Generalized assignment problem

In applied mathematics, the maximum generalized assignment problem is a problem in combinatorial optimization. This problem is a generalization of the assignment problem in which both tasks and agents have a size. Moreover, the size of each task might vary from one agent to the other.

This problem in its most general form is as follows: There are a number of agents and a number of tasks. Any agent can be assigned to perform any task, incurring some cost and profit that may vary depending on the agent-task assignment. Moreover, each agent has a budget and the sum of the costs of tasks assigned to it cannot exceed this budget. It is required to find an assignment in which all agents do not exceed their budget and total profit of the assignment is maximized.

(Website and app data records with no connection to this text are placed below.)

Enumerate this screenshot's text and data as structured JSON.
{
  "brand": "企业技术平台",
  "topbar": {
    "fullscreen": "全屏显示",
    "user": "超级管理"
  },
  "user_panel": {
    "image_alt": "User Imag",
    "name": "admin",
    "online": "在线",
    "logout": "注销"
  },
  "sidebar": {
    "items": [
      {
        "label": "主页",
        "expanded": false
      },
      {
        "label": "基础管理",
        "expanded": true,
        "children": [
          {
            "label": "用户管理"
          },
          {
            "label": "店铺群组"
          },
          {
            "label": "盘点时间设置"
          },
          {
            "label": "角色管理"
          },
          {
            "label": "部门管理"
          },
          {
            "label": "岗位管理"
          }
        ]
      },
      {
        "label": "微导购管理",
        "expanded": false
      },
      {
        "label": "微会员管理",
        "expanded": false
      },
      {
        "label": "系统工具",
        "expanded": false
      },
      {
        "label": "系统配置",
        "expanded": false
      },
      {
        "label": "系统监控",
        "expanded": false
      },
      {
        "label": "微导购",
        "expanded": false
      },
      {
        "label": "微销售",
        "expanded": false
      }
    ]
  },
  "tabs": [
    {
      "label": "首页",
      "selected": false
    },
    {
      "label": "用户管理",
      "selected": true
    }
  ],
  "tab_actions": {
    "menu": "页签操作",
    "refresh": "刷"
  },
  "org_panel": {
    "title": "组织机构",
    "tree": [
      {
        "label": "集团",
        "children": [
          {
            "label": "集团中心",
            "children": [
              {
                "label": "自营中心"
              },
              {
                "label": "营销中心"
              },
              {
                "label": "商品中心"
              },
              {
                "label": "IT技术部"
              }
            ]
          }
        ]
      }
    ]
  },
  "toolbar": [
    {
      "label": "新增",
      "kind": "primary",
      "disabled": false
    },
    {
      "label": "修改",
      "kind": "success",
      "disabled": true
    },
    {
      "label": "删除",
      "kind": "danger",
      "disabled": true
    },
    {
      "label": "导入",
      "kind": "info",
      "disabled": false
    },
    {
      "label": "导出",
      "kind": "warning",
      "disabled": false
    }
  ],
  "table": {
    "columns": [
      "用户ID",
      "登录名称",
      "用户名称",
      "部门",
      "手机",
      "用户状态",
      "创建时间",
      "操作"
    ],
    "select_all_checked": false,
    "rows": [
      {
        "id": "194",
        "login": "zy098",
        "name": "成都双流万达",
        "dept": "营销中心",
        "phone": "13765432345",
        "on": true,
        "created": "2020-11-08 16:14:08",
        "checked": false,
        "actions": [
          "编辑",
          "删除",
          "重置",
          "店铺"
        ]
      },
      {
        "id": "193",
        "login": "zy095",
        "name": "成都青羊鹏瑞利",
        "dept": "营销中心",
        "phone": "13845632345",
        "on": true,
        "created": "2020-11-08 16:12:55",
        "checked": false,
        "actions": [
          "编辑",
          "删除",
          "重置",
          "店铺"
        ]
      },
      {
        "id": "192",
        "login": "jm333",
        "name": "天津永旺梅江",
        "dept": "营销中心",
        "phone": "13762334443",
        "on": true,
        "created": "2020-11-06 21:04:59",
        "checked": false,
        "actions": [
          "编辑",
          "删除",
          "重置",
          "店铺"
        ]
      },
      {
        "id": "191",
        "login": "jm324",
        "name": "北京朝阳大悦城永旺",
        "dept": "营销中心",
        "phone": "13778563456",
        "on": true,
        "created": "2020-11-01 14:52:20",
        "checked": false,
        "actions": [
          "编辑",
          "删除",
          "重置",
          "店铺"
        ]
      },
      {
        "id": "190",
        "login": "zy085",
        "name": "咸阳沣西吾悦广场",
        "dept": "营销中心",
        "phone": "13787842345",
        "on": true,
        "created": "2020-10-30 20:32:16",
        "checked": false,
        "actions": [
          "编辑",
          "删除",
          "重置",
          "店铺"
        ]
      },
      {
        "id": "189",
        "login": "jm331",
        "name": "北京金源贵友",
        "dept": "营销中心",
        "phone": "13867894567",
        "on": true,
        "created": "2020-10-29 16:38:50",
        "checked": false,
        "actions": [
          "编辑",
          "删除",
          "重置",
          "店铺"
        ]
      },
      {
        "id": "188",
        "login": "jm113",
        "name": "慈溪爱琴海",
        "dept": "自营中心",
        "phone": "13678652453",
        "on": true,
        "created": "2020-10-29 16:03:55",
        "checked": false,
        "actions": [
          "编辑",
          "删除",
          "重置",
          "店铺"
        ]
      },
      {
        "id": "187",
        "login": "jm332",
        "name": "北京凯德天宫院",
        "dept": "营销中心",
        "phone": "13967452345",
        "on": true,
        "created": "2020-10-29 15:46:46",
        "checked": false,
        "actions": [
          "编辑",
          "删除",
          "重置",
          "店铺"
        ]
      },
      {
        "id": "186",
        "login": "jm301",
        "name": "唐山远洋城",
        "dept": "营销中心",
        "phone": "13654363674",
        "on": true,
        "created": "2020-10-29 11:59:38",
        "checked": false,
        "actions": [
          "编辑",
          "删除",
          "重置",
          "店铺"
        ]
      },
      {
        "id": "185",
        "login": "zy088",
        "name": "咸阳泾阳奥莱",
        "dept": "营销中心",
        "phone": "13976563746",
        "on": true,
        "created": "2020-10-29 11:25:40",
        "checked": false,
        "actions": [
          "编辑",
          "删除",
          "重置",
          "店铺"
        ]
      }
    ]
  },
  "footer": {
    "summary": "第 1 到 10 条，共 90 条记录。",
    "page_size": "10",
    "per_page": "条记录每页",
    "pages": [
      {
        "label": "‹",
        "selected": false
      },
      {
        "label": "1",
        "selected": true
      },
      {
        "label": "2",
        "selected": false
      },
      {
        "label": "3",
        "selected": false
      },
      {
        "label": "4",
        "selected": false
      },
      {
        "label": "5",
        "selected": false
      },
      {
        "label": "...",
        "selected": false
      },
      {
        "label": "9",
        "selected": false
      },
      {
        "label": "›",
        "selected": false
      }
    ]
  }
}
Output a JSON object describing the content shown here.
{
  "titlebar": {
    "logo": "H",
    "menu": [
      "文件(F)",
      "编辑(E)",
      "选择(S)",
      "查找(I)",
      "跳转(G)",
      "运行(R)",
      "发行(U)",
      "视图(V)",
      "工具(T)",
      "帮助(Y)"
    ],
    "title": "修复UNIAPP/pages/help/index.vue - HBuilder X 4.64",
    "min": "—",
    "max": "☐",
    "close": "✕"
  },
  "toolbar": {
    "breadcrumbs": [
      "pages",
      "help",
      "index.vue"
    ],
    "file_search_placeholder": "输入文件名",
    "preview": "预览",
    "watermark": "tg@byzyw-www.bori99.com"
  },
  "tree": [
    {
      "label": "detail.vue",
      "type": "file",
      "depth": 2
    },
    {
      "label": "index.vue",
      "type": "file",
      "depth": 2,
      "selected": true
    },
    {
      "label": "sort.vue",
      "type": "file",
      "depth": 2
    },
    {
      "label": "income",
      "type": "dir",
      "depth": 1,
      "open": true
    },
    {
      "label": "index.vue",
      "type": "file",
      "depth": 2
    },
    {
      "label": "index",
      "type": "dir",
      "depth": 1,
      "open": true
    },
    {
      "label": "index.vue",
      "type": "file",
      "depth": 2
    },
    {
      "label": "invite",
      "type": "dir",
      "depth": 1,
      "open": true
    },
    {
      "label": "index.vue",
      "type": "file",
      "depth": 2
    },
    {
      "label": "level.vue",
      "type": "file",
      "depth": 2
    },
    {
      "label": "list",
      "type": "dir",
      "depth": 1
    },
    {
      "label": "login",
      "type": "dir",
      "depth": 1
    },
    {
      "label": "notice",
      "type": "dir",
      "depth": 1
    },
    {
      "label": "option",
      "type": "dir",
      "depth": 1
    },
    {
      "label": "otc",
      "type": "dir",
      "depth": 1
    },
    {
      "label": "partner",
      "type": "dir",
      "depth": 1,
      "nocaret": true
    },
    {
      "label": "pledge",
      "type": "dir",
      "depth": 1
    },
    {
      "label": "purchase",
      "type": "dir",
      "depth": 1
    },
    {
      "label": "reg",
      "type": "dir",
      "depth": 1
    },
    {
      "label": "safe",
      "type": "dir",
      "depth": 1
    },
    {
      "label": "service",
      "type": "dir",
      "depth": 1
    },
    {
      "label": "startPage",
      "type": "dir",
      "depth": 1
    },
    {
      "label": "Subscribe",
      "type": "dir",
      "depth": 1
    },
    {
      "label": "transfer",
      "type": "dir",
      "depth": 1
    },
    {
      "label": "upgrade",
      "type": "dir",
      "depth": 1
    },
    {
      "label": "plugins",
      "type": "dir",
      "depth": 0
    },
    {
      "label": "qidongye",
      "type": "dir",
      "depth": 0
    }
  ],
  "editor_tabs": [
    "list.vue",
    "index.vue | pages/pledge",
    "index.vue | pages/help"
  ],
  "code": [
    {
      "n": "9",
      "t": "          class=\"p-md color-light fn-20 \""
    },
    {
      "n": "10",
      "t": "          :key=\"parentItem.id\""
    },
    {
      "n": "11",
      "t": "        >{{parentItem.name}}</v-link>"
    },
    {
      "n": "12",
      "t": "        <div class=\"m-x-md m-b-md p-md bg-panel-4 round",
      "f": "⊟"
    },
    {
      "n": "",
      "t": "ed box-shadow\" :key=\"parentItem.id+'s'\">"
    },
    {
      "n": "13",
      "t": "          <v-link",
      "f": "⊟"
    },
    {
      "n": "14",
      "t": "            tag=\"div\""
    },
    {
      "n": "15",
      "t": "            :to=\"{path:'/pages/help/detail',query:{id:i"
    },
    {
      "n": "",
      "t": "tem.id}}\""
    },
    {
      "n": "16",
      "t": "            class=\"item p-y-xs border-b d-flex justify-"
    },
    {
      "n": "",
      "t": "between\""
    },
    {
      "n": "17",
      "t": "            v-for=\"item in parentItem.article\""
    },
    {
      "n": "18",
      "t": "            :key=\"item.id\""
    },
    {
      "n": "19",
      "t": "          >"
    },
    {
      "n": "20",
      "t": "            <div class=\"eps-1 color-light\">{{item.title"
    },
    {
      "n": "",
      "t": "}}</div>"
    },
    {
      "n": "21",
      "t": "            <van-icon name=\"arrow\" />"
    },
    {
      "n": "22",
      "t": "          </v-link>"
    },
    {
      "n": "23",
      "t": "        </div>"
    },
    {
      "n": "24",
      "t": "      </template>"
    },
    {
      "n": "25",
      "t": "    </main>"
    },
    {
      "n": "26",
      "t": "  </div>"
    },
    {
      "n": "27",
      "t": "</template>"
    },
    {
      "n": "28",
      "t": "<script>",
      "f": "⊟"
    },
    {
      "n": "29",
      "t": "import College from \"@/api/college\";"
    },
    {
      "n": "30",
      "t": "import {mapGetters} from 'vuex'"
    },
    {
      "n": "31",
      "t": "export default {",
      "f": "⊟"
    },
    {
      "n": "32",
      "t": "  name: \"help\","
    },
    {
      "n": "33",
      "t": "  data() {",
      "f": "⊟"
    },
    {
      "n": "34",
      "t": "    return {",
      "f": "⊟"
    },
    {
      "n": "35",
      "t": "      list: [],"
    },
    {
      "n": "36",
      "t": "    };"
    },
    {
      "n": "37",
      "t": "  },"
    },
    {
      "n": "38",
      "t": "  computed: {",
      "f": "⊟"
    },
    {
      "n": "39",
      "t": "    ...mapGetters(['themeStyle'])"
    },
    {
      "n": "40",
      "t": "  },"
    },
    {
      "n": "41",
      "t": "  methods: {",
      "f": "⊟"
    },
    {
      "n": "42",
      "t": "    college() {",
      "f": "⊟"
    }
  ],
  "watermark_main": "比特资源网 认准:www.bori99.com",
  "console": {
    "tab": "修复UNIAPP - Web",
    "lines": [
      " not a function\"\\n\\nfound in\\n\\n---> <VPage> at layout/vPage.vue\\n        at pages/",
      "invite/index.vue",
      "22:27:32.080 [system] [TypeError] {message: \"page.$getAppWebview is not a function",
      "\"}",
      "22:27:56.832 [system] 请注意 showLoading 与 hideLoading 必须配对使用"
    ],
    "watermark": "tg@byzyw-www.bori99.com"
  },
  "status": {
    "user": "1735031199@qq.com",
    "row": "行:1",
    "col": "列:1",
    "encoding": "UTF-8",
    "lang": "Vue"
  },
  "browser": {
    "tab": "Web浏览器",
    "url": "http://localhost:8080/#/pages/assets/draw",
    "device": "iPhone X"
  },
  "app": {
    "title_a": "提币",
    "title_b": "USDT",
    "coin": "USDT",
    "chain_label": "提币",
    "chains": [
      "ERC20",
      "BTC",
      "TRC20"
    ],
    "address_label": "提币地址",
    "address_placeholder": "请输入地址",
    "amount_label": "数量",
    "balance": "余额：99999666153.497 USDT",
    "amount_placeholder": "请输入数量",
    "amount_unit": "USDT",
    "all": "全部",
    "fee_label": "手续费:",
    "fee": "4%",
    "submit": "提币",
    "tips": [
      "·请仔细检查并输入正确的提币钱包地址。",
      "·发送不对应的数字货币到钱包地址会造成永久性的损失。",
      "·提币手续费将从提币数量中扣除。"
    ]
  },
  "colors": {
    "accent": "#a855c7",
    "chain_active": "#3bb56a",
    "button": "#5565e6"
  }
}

In special casesEdit

In the special case in which all the agents' budgets and all tasks' costs are equal to 1, this problem reduces to the assignment problem. When the costs and profits of all tasks do not vary between different agents, this problem reduces to the multiple knapsack problem. If there is a single agent, then, this problem reduces to the knapsack problem.

Explanation of definitionEdit

In the following, we have n kinds of items,   through   and m kinds of bins   through  . Each bin   is associated with a budget  . For a bin  , each item   has a profit   and a weight  . A solution is an assignment from items to bins. A feasible solution is a solution in which for each bin   the total weight of assigned items is at most  . The solution's profit is the sum of profits for each item-bin assignment. The goal is to find a maximum profit feasible solution.

Mathematically the generalized assignment problem can be formulated as an integer program:

 

ComplexityEdit

The generalized assignment problem is NP-hard,[1] However, there are linear-programming relaxations which give a  -approximation.[2]

Greedy approximation algorithmEdit

For the problem variant in which not every item must be assigned to a bin, there is a family of algorithms for solving the GAP by using a combinatorial translation of any algorithm for the knapsack problem into an approximation algorithm for the GAP.[3]

Using any  -approximation algorithm ALG for the knapsack problem, it is possible to construct a ( )-approximation for the generalized assignment problem in a greedy manner using a residual profit concept. The algorithm constructs a schedule in iterations, where during iteration   a tentative selection of items to bin   is selected. The selection for bin   might change as items might be reselected in a later iteration for other bins. The residual profit of an item   for bin   is   if   is not selected for any other bin or    if   is selected for bin  .

Formally: We use a vector   to indicate the tentative schedule during the algorithm. Specifically,   means the item   is scheduled on bin   and   means that item   is not scheduled. The residual profit in iteration   is denoted by  , where   if item   is not scheduled (i.e.  ) and   if item   is scheduled on bin   (i.e.  ).

Formally:

Set  
For   do:
Call ALG to find a solution to bin   using the residual profit function  . Denote the selected items by  .
Update   using  , i.e.,   for all  .

See alsoEdit

ReferencesEdit

  1. ^ Özbakir, Lale; Baykasoğlu, Adil; Tapkan, Pınar (2010), Bees algorithm for generalized assignment problem, Applied Mathematics and Computation, 215, Elsevier, pp. 3782–3795, doi:10.1016/j.amc.2009.11.018.
  2. ^ Fleischer, Lisa; Goemans, Michel X.; Mirrokni, Vahab S.; Sviridenko, Maxim (2006). "Tight approximation algorithms for maximum general assignment problems". Cite journal requires |journal= (help)
  3. ^ Cohen, Reuven; Katzir, Liran; Raz, Danny (2006). "An efficient approximation for the Generalized Assignment Problem". Information Processing Letters. 100 (4): 162–166. doi:10.1016/j.ipl.2006.06.003.

Further readingEdit

Kellerer, Hans; Pferschy, Ulrich; Pisinger, David (2013-03-19). Knapsack Problems. ISBN 978-3-540-24777-7.

External linksEdit